● **TASK BRIEF**: Determine how many of the lines below hold the word "this". Give the number and nothing else.

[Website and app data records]
*** Block opens ***
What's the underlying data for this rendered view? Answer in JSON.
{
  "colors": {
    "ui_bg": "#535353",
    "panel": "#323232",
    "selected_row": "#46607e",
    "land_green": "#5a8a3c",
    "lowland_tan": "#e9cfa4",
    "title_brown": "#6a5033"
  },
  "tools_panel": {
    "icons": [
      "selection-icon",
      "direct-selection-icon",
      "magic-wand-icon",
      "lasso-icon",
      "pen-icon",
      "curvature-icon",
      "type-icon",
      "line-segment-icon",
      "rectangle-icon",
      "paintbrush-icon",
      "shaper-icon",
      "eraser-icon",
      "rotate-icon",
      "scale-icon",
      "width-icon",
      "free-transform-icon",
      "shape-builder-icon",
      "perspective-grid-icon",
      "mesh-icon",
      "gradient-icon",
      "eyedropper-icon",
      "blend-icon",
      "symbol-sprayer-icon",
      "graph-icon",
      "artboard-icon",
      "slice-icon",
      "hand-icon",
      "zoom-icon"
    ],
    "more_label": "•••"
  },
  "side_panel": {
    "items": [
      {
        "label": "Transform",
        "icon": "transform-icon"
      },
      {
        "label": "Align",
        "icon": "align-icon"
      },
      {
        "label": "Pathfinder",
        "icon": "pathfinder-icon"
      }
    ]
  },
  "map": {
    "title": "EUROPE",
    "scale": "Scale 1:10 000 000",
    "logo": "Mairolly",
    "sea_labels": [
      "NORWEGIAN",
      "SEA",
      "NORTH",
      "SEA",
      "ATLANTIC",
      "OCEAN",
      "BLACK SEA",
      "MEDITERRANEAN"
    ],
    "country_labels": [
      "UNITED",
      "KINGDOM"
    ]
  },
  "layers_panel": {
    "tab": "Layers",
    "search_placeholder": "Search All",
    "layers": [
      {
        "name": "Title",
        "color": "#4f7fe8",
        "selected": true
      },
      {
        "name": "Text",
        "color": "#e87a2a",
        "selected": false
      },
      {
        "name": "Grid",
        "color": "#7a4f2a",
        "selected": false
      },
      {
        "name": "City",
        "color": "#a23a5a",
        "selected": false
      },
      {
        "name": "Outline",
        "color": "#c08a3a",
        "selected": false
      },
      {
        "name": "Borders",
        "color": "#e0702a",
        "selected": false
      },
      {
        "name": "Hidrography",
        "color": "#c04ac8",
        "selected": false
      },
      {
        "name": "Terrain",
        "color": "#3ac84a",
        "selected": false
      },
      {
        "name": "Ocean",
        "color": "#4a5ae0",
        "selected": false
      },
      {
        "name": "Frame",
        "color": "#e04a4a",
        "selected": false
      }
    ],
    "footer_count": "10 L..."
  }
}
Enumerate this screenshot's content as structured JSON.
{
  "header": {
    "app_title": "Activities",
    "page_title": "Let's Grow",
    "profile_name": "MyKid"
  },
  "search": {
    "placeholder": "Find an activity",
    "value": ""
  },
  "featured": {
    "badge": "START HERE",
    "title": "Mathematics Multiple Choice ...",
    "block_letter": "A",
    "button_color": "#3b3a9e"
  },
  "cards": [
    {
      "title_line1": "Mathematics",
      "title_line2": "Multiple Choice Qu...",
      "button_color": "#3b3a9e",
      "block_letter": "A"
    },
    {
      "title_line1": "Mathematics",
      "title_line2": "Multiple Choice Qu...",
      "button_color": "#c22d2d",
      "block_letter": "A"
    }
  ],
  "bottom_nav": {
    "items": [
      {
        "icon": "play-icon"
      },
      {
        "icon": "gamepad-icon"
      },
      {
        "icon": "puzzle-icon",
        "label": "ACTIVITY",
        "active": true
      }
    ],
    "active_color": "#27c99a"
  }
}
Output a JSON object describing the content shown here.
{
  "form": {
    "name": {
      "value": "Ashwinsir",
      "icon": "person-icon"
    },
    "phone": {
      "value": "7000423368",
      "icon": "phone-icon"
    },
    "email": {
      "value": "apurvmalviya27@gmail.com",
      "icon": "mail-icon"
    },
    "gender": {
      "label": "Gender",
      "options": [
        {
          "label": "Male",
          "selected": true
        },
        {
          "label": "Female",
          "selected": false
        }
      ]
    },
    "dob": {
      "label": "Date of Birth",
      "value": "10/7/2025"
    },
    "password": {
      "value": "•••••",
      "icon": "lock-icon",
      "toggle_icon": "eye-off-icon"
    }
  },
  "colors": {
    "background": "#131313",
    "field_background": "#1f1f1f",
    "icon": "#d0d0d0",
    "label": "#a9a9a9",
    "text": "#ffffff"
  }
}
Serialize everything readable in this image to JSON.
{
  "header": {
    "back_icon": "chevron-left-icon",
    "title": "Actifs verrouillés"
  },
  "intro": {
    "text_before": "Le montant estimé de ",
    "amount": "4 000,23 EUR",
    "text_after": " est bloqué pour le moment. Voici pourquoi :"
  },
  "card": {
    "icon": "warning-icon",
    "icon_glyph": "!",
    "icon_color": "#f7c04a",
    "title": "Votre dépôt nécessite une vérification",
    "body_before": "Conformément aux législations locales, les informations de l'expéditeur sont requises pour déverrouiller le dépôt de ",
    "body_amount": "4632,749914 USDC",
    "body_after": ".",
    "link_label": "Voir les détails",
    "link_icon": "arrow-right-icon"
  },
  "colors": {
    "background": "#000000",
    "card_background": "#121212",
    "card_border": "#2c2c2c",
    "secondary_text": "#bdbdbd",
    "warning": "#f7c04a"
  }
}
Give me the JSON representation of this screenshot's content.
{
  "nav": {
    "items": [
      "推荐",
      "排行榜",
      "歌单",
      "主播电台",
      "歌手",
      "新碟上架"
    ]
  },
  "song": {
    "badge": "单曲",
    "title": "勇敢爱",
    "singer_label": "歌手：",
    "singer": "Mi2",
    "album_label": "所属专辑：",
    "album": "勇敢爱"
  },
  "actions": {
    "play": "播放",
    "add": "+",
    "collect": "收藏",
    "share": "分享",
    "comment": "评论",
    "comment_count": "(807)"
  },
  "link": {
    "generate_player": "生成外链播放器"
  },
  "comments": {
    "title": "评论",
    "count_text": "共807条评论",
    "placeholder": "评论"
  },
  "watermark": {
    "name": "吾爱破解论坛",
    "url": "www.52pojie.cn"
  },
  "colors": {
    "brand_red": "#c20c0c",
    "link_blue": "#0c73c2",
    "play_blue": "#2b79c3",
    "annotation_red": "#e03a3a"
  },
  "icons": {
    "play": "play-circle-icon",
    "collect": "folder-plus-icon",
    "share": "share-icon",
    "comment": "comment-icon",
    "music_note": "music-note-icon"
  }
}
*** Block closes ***
● **ANSWER TO THE EXERCISE**: 4